Repeat all entries word for word; skip images.

** Input follows **

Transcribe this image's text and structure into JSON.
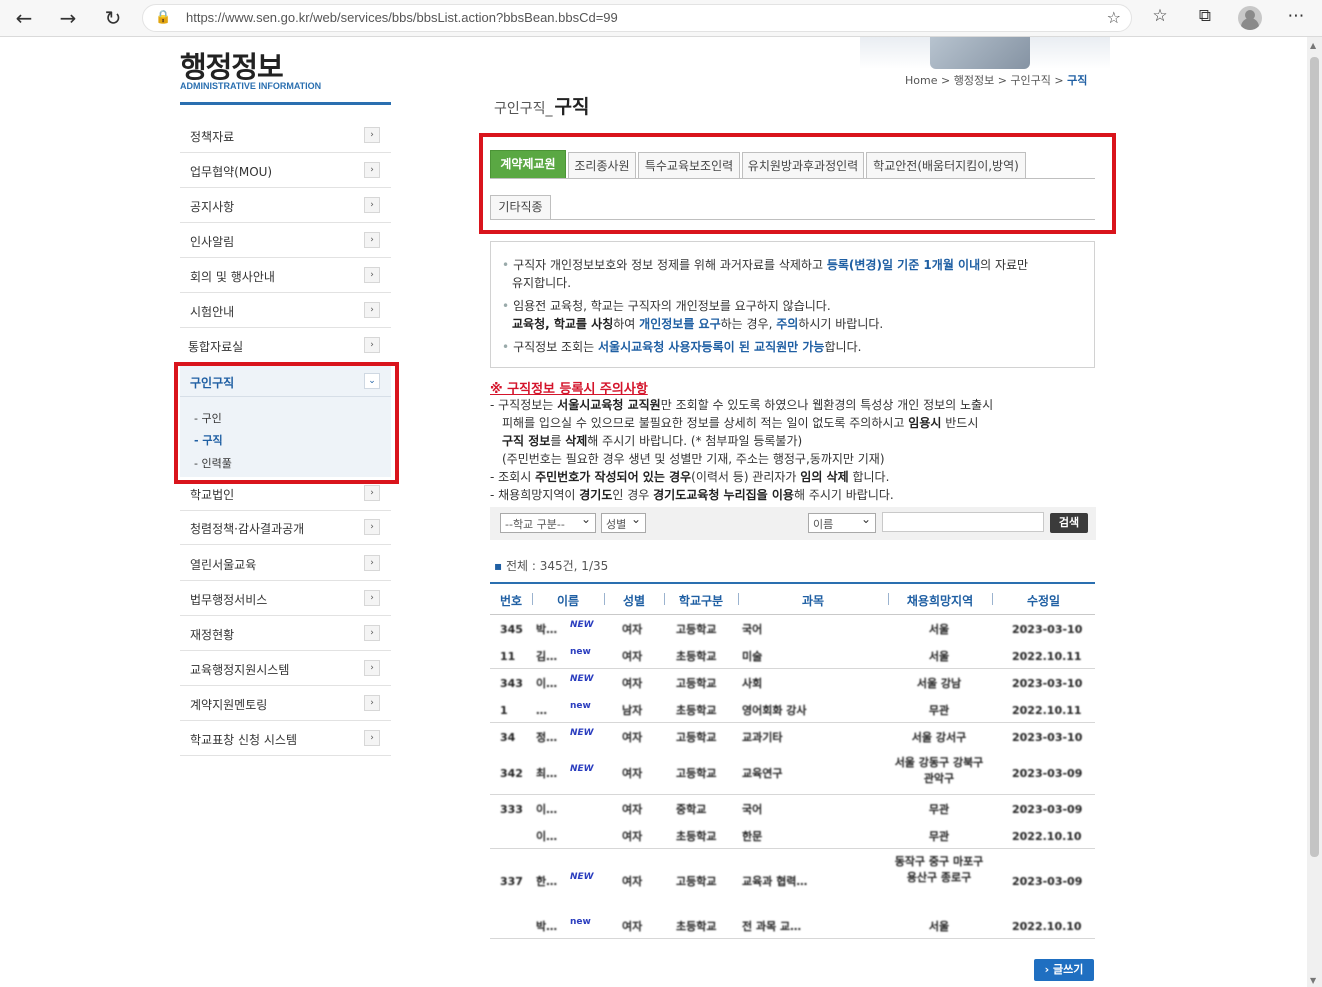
{
  "browser": {
    "url": "https://www.sen.go.kr/web/services/bbs/bbsList.action?bbsBean.bbsCd=99",
    "back": "←",
    "forward": "→",
    "reload": "↻",
    "lock": "🔒",
    "fav_add": "☆",
    "favorites": "☆",
    "collections": "⧉",
    "menu": "⋯"
  },
  "brand": {
    "title": "행정정보",
    "subtitle": "ADMINISTRATIVE INFORMATION"
  },
  "sidebar": {
    "items": [
      {
        "label": "정책자료"
      },
      {
        "label": "업무협약(MOU)"
      },
      {
        "label": "공지사항"
      },
      {
        "label": "인사알림"
      },
      {
        "label": "회의 및 행사안내"
      },
      {
        "label": "시험안내"
      },
      {
        "label": "통합자료실"
      }
    ],
    "open": {
      "label": "구인구직",
      "subs": [
        {
          "label": "- 구인"
        },
        {
          "label": "- 구직"
        },
        {
          "label": "- 인력풀"
        }
      ]
    },
    "items_after": [
      {
        "label": "학교법인"
      },
      {
        "label": "청렴정책·감사결과공개"
      },
      {
        "label": "열린서울교육"
      },
      {
        "label": "법무행정서비스"
      },
      {
        "label": "재정현황"
      },
      {
        "label": "교육행정지원시스템"
      },
      {
        "label": "계약지원멘토링"
      },
      {
        "label": "학교표창 신청 시스템"
      }
    ],
    "arrow": "›",
    "arrow_open": "⌄"
  },
  "breadcrumb": {
    "home": "Home",
    "sep": ">",
    "level1": "행정정보",
    "level2": "구인구직",
    "current": "구직"
  },
  "page_title": {
    "prefix": "구인구직_",
    "title": "구직"
  },
  "tabs": {
    "row1": [
      {
        "label": "계약제교원",
        "active": true
      },
      {
        "label": "조리종사원"
      },
      {
        "label": "특수교육보조인력"
      },
      {
        "label": "유치원방과후과정인력"
      },
      {
        "label": "학교안전(배움터지킴이,방역)"
      }
    ],
    "row2": [
      {
        "label": "기타직종"
      }
    ]
  },
  "notice": {
    "line1_a": "구직자 개인정보보호와 정보 정제를 위해 과거자료를 삭제하고 ",
    "line1_hl": "등록(변경)일 기준 1개월 이내",
    "line1_b": "의 자료만",
    "line1_c": "유지합니다.",
    "line2": "임용전 교육청, 학교는 구직자의 개인정보를 요구하지 않습니다.",
    "line3_a": "교육청, 학교를 사칭",
    "line3_b": "하여 ",
    "line3_hl1": "개인정보를 요구",
    "line3_c": "하는 경우, ",
    "line3_hl2": "주의",
    "line3_d": "하시기 바랍니다.",
    "line4_a": "구직정보 조회는 ",
    "line4_hl": "서울시교육청 사용자등록이 된 교직원만 가능",
    "line4_b": "합니다."
  },
  "caution": {
    "title": "※ 구직정보 등록시 주의사항",
    "l1_a": "- 구직정보는 ",
    "l1_b": "서울시교육청 교직원",
    "l1_c": "만 조회할 수 있도록 하였으나 웹환경의 특성상 개인 정보의 노출시",
    "l2_a": "  피해를 입으실 수 있으므로 불필요한 정보를 상세히 적는 일이 없도록 주의하시고 ",
    "l2_b": "임용시",
    "l2_c": " 반드시",
    "l3_a": "  구직 정보",
    "l3_b": "를 ",
    "l3_c": "삭제",
    "l3_d": "해 주시기 바랍니다. (* 첨부파일 등록불가)",
    "l4": "  (주민번호는 필요한 경우 생년 및 성별만 기재, 주소는 행정구,동까지만 기재)",
    "l5_a": "- 조회시 ",
    "l5_b": "주민번호가 작성되어 있는 경우",
    "l5_c": "(이력서 등) 관리자가 ",
    "l5_d": "임의 삭제",
    "l5_e": " 합니다.",
    "l6_a": "- 채용희망지역이 ",
    "l6_b": "경기도",
    "l6_c": "인 경우 ",
    "l6_d": "경기도교육청 누리집을 이용",
    "l6_e": "해 주시기 바랍니다."
  },
  "search": {
    "school_select": "--학교 구분--",
    "gender_select": "성별",
    "field_select": "이름",
    "input_value": "",
    "button": "검색"
  },
  "total": {
    "label": "전체 :",
    "value": "345건, 1/35"
  },
  "table": {
    "headers": [
      "번호",
      "이름",
      "성별",
      "학교구분",
      "과목",
      "채용희망지역",
      "수정일"
    ],
    "rows": [
      {
        "no": "345",
        "name": "박…",
        "tag": "NEW",
        "gender": "여자",
        "school": "고등학교",
        "subject": "국어",
        "region": "서울",
        "date": "2023-03-10"
      },
      {
        "no": "11",
        "name": "김…",
        "tag": "new",
        "gender": "여자",
        "school": "초등학교",
        "subject": "미술",
        "region": "서울",
        "date": "2022.10.11"
      },
      {
        "no": "343",
        "name": "이…",
        "tag": "NEW",
        "gender": "여자",
        "school": "고등학교",
        "subject": "사회",
        "region": "서울 강남",
        "date": "2023-03-10"
      },
      {
        "no": "1",
        "name": "…",
        "tag": "new",
        "gender": "남자",
        "school": "초등학교",
        "subject": "영어회화 강사",
        "region": "무관",
        "date": "2022.10.11"
      },
      {
        "no": "34",
        "name": "정…",
        "tag": "NEW",
        "gender": "여자",
        "school": "고등학교",
        "subject": "교과기타",
        "region": "서울 강서구",
        "date": "2023-03-10"
      },
      {
        "no": "342",
        "name": "최…",
        "tag": "NEW",
        "gender": "여자",
        "school": "고등학교",
        "subject": "교육연구",
        "region": "서울 강동구 강북구 관악구",
        "date": "2023-03-09"
      },
      {
        "no": "333",
        "name": "이…",
        "tag": "",
        "gender": "여자",
        "school": "중학교",
        "subject": "국어",
        "region": "무관",
        "date": "2023-03-09"
      },
      {
        "no": "",
        "name": "이…",
        "tag": "",
        "gender": "여자",
        "school": "초등학교",
        "subject": "한문",
        "region": "무관",
        "date": "2022.10.10"
      },
      {
        "no": "337",
        "name": "한…",
        "tag": "NEW",
        "gender": "여자",
        "school": "고등학교",
        "subject": "교육과 협력…",
        "region": "동작구 중구 마포구 용산구 종로구",
        "date": "2023-03-09"
      },
      {
        "no": "",
        "name": "박…",
        "tag": "new",
        "gender": "여자",
        "school": "초등학교",
        "subject": "전 과목 교…",
        "region": "서울",
        "date": "2022.10.10"
      }
    ]
  },
  "write_button": "› 글쓰기",
  "colors": {
    "accent": "#1f5fa3",
    "tab_active": "#5aa843",
    "highlight_box": "#d9141c",
    "caution": "#d4142b"
  }
}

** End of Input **

Output:
Transcribe this image's text and structure into JSON.
{
  "browser": {
    "url": "https://www.sen.go.kr/web/services/bbs/bbsList.action?bbsBean.bbsCd=99",
    "back": "←",
    "forward": "→",
    "reload": "↻",
    "lock": "🔒",
    "fav_add": "☆",
    "favorites": "☆",
    "collections": "⧉",
    "menu": "⋯"
  },
  "brand": {
    "title": "행정정보",
    "subtitle": "ADMINISTRATIVE INFORMATION"
  },
  "sidebar": {
    "items": [
      {
        "label": "정책자료"
      },
      {
        "label": "업무협약(MOU)"
      },
      {
        "label": "공지사항"
      },
      {
        "label": "인사알림"
      },
      {
        "label": "회의 및 행사안내"
      },
      {
        "label": "시험안내"
      },
      {
        "label": "통합자료실"
      }
    ],
    "open": {
      "label": "구인구직",
      "subs": [
        {
          "label": "- 구인"
        },
        {
          "label": "- 구직"
        },
        {
          "label": "- 인력풀"
        }
      ]
    },
    "items_after": [
      {
        "label": "학교법인"
      },
      {
        "label": "청렴정책·감사결과공개"
      },
      {
        "label": "열린서울교육"
      },
      {
        "label": "법무행정서비스"
      },
      {
        "label": "재정현황"
      },
      {
        "label": "교육행정지원시스템"
      },
      {
        "label": "계약지원멘토링"
      },
      {
        "label": "학교표창 신청 시스템"
      }
    ],
    "arrow": "›",
    "arrow_open": "⌄"
  },
  "breadcrumb": {
    "home": "Home",
    "sep": ">",
    "level1": "행정정보",
    "level2": "구인구직",
    "current": "구직"
  },
  "page_title": {
    "prefix": "구인구직_",
    "title": "구직"
  },
  "tabs": {
    "row1": [
      {
        "label": "계약제교원",
        "active": true
      },
      {
        "label": "조리종사원"
      },
      {
        "label": "특수교육보조인력"
      },
      {
        "label": "유치원방과후과정인력"
      },
      {
        "label": "학교안전(배움터지킴이,방역)"
      }
    ],
    "row2": [
      {
        "label": "기타직종"
      }
    ]
  },
  "notice": {
    "line1_a": "구직자 개인정보보호와 정보 정제를 위해 과거자료를 삭제하고 ",
    "line1_hl": "등록(변경)일 기준 1개월 이내",
    "line1_b": "의 자료만",
    "line1_c": "유지합니다.",
    "line2": "임용전 교육청, 학교는 구직자의 개인정보를 요구하지 않습니다.",
    "line3_a": "교육청, 학교를 사칭",
    "line3_b": "하여 ",
    "line3_hl1": "개인정보를 요구",
    "line3_c": "하는 경우, ",
    "line3_hl2": "주의",
    "line3_d": "하시기 바랍니다.",
    "line4_a": "구직정보 조회는 ",
    "line4_hl": "서울시교육청 사용자등록이 된 교직원만 가능",
    "line4_b": "합니다."
  },
  "caution": {
    "title": "※ 구직정보 등록시 주의사항",
    "l1_a": "- 구직정보는 ",
    "l1_b": "서울시교육청 교직원",
    "l1_c": "만 조회할 수 있도록 하였으나 웹환경의 특성상 개인 정보의 노출시",
    "l2_a": "  피해를 입으실 수 있으므로 불필요한 정보를 상세히 적는 일이 없도록 주의하시고 ",
    "l2_b": "임용시",
    "l2_c": " 반드시",
    "l3_a": "  구직 정보",
    "l3_b": "를 ",
    "l3_c": "삭제",
    "l3_d": "해 주시기 바랍니다. (* 첨부파일 등록불가)",
    "l4": "  (주민번호는 필요한 경우 생년 및 성별만 기재, 주소는 행정구,동까지만 기재)",
    "l5_a": "- 조회시 ",
    "l5_b": "주민번호가 작성되어 있는 경우",
    "l5_c": "(이력서 등) 관리자가 ",
    "l5_d": "임의 삭제",
    "l5_e": " 합니다.",
    "l6_a": "- 채용희망지역이 ",
    "l6_b": "경기도",
    "l6_c": "인 경우 ",
    "l6_d": "경기도교육청 누리집을 이용",
    "l6_e": "해 주시기 바랍니다."
  },
  "search": {
    "school_select": "--학교 구분--",
    "gender_select": "성별",
    "field_select": "이름",
    "input_value": "",
    "button": "검색"
  },
  "total": {
    "label": "전체 :",
    "value": "345건, 1/35"
  },
  "table": {
    "headers": [
      "번호",
      "이름",
      "성별",
      "학교구분",
      "과목",
      "채용희망지역",
      "수정일"
    ],
    "rows": [
      {
        "no": "345",
        "name": "박…",
        "tag": "NEW",
        "gender": "여자",
        "school": "고등학교",
        "subject": "국어",
        "region": "서울",
        "date": "2023-03-10"
      },
      {
        "no": "11",
        "name": "김…",
        "tag": "new",
        "gender": "여자",
        "school": "초등학교",
        "subject": "미술",
        "region": "서울",
        "date": "2022.10.11"
      },
      {
        "no": "343",
        "name": "이…",
        "tag": "NEW",
        "gender": "여자",
        "school": "고등학교",
        "subject": "사회",
        "region": "서울 강남",
        "date": "2023-03-10"
      },
      {
        "no": "1",
        "name": "…",
        "tag": "new",
        "gender": "남자",
        "school": "초등학교",
        "subject": "영어회화 강사",
        "region": "무관",
        "date": "2022.10.11"
      },
      {
        "no": "34",
        "name": "정…",
        "tag": "NEW",
        "gender": "여자",
        "school": "고등학교",
        "subject": "교과기타",
        "region": "서울 강서구",
        "date": "2023-03-10"
      },
      {
        "no": "342",
        "name": "최…",
        "tag": "NEW",
        "gender": "여자",
        "school": "고등학교",
        "subject": "교육연구",
        "region": "서울 강동구 강북구 관악구",
        "date": "2023-03-09"
      },
      {
        "no": "333",
        "name": "이…",
        "tag": "",
        "gender": "여자",
        "school": "중학교",
        "subject": "국어",
        "region": "무관",
        "date": "2023-03-09"
      },
      {
        "no": "",
        "name": "이…",
        "tag": "",
        "gender": "여자",
        "school": "초등학교",
        "subject": "한문",
        "region": "무관",
        "date": "2022.10.10"
      },
      {
        "no": "337",
        "name": "한…",
        "tag": "NEW",
        "gender": "여자",
        "school": "고등학교",
        "subject": "교육과 협력…",
        "region": "동작구 중구 마포구 용산구 종로구",
        "date": "2023-03-09"
      },
      {
        "no": "",
        "name": "박…",
        "tag": "new",
        "gender": "여자",
        "school": "초등학교",
        "subject": "전 과목 교…",
        "region": "서울",
        "date": "2022.10.10"
      }
    ]
  },
  "write_button": "› 글쓰기",
  "colors": {
    "accent": "#1f5fa3",
    "tab_active": "#5aa843",
    "highlight_box": "#d9141c",
    "caution": "#d4142b"
  }
}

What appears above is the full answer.